**Exercise aim:** Copy every line of the records below that holds the word "Profiles".

**Records for this task:**
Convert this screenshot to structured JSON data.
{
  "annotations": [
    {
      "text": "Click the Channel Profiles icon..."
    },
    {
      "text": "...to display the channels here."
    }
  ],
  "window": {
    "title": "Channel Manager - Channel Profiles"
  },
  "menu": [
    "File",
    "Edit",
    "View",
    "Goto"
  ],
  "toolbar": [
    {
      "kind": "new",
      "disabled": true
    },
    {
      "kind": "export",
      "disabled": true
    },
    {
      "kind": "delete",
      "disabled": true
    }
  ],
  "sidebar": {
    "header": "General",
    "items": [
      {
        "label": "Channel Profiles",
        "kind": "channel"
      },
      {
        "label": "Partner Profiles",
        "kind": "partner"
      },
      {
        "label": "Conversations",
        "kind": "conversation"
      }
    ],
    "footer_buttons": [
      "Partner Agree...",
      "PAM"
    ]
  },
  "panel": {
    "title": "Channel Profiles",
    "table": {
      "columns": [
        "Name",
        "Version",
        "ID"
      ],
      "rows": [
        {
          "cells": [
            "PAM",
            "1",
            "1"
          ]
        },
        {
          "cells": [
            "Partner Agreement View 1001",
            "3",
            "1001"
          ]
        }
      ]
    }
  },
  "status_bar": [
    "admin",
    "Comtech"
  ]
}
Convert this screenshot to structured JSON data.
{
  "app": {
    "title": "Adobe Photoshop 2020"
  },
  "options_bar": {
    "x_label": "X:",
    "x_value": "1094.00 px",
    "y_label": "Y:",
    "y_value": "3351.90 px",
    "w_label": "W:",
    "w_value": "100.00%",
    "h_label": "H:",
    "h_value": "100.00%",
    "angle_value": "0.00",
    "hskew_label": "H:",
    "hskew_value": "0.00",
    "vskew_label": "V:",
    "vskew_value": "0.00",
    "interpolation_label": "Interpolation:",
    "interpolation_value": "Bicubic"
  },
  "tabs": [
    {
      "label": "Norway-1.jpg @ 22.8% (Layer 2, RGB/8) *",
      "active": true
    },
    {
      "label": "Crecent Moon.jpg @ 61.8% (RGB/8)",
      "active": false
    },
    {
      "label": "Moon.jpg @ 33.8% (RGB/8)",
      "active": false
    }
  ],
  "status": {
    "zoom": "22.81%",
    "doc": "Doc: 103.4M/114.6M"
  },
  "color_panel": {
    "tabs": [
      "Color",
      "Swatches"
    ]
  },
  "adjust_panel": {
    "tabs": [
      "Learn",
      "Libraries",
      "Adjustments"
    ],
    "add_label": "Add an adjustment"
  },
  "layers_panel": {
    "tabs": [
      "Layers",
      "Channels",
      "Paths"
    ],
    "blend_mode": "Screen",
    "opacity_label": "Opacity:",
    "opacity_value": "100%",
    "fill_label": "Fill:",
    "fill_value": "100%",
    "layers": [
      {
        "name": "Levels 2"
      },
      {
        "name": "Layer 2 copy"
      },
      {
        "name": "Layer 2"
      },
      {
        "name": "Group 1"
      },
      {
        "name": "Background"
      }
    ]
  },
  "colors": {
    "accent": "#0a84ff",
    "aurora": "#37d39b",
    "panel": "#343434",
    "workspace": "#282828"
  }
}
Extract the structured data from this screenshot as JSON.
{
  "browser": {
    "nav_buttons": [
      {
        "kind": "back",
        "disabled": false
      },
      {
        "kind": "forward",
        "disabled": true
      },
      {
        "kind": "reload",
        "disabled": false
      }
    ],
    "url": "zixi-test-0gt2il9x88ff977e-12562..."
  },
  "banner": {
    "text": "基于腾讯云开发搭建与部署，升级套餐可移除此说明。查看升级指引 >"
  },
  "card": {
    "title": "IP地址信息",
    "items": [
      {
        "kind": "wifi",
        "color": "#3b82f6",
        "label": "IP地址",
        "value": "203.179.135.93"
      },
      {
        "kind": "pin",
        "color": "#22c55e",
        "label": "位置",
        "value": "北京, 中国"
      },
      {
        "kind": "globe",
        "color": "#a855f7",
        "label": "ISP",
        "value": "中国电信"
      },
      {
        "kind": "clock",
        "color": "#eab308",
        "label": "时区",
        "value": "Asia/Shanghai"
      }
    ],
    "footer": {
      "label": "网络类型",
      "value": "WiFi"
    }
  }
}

**Solution:**
      "text": "Click the Channel Profiles icon..."
    "title": "Channel Manager - Channel Profiles"
        "label": "Channel Profiles",
        "label": "Partner Profiles",
    "title": "Channel Profiles",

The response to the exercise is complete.